> [WHAT YOU SHOULD DO] Give the entries back exactly as they stand, but without pictures.

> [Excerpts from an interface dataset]
....
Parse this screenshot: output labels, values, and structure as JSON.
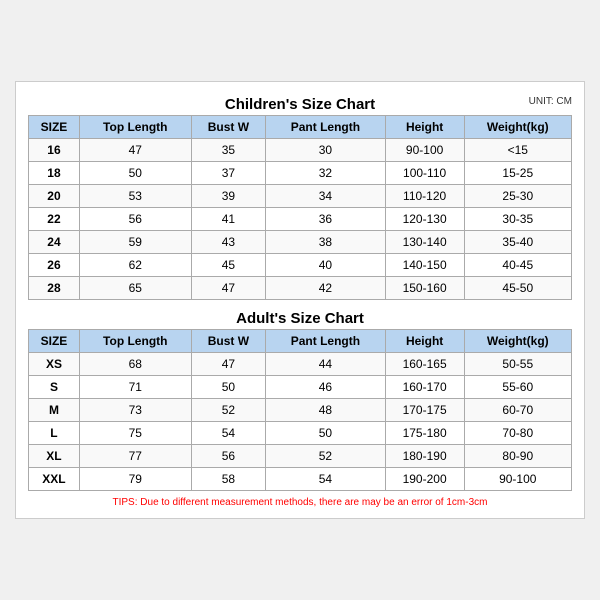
{
  "title": "Children's Size Chart",
  "unit": "UNIT: CM",
  "adults_title": "Adult's Size Chart",
  "tips": "TIPS: Due to different measurement methods, there are may be an error of 1cm-3cm",
  "headers": [
    "SIZE",
    "Top Length",
    "Bust W",
    "Pant Length",
    "Height",
    "Weight(kg)"
  ],
  "children_rows": [
    [
      "16",
      "47",
      "35",
      "30",
      "90-100",
      "<15"
    ],
    [
      "18",
      "50",
      "37",
      "32",
      "100-110",
      "15-25"
    ],
    [
      "20",
      "53",
      "39",
      "34",
      "110-120",
      "25-30"
    ],
    [
      "22",
      "56",
      "41",
      "36",
      "120-130",
      "30-35"
    ],
    [
      "24",
      "59",
      "43",
      "38",
      "130-140",
      "35-40"
    ],
    [
      "26",
      "62",
      "45",
      "40",
      "140-150",
      "40-45"
    ],
    [
      "28",
      "65",
      "47",
      "42",
      "150-160",
      "45-50"
    ]
  ],
  "adult_rows": [
    [
      "XS",
      "68",
      "47",
      "44",
      "160-165",
      "50-55"
    ],
    [
      "S",
      "71",
      "50",
      "46",
      "160-170",
      "55-60"
    ],
    [
      "M",
      "73",
      "52",
      "48",
      "170-175",
      "60-70"
    ],
    [
      "L",
      "75",
      "54",
      "50",
      "175-180",
      "70-80"
    ],
    [
      "XL",
      "77",
      "56",
      "52",
      "180-190",
      "80-90"
    ],
    [
      "XXL",
      "79",
      "58",
      "54",
      "190-200",
      "90-100"
    ]
  ]
}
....
> [SOLUTION TO THIS EXERCISE]
Parse this screenshot: output labels, values, and structure as JSON.
{
  "title": "Children's Size Chart",
  "unit": "UNIT: CM",
  "adults_title": "Adult's Size Chart",
  "tips": "TIPS: Due to different measurement methods, there are may be an error of 1cm-3cm",
  "headers": [
    "SIZE",
    "Top Length",
    "Bust W",
    "Pant Length",
    "Height",
    "Weight(kg)"
  ],
  "children_rows": [
    [
      "16",
      "47",
      "35",
      "30",
      "90-100",
      "<15"
    ],
    [
      "18",
      "50",
      "37",
      "32",
      "100-110",
      "15-25"
    ],
    [
      "20",
      "53",
      "39",
      "34",
      "110-120",
      "25-30"
    ],
    [
      "22",
      "56",
      "41",
      "36",
      "120-130",
      "30-35"
    ],
    [
      "24",
      "59",
      "43",
      "38",
      "130-140",
      "35-40"
    ],
    [
      "26",
      "62",
      "45",
      "40",
      "140-150",
      "40-45"
    ],
    [
      "28",
      "65",
      "47",
      "42",
      "150-160",
      "45-50"
    ]
  ],
  "adult_rows": [
    [
      "XS",
      "68",
      "47",
      "44",
      "160-165",
      "50-55"
    ],
    [
      "S",
      "71",
      "50",
      "46",
      "160-170",
      "55-60"
    ],
    [
      "M",
      "73",
      "52",
      "48",
      "170-175",
      "60-70"
    ],
    [
      "L",
      "75",
      "54",
      "50",
      "175-180",
      "70-80"
    ],
    [
      "XL",
      "77",
      "56",
      "52",
      "180-190",
      "80-90"
    ],
    [
      "XXL",
      "79",
      "58",
      "54",
      "190-200",
      "90-100"
    ]
  ]
}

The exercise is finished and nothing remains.